#### MATERIAL FOR THE TASK:

----

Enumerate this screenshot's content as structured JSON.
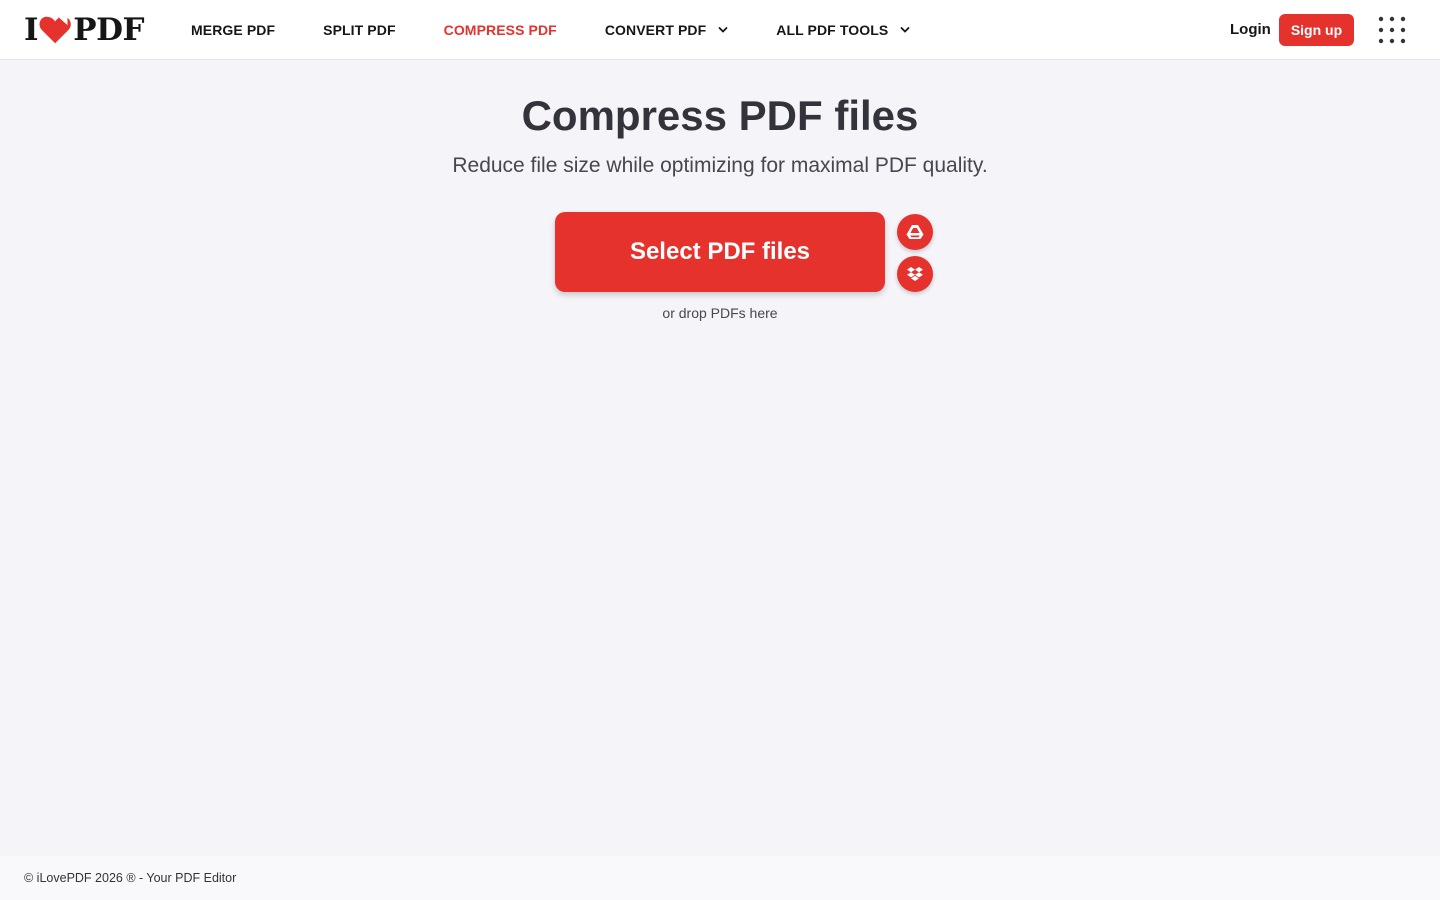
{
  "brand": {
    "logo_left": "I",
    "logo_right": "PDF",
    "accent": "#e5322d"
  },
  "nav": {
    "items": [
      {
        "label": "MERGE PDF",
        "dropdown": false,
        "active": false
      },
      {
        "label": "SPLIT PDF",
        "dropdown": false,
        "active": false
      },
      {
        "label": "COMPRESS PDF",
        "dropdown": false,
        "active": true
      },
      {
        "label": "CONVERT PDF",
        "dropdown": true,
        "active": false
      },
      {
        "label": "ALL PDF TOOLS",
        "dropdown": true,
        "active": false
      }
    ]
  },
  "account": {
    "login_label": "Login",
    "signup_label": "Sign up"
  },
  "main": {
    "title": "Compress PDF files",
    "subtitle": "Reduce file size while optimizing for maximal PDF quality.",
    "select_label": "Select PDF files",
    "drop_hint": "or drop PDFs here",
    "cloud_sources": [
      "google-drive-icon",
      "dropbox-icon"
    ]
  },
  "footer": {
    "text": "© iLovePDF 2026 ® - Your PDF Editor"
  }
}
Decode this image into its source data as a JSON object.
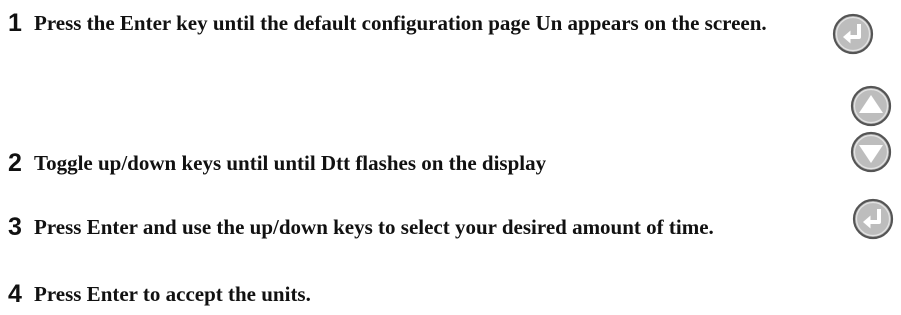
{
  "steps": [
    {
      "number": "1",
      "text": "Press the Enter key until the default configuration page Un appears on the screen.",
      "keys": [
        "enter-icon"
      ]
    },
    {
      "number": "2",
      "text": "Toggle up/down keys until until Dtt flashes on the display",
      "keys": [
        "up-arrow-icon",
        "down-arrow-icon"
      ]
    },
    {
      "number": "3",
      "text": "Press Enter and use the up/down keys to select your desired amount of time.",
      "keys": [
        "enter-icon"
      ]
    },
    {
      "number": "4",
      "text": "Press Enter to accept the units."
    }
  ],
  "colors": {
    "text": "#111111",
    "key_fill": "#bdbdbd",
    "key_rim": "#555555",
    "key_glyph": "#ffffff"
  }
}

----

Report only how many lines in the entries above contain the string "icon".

6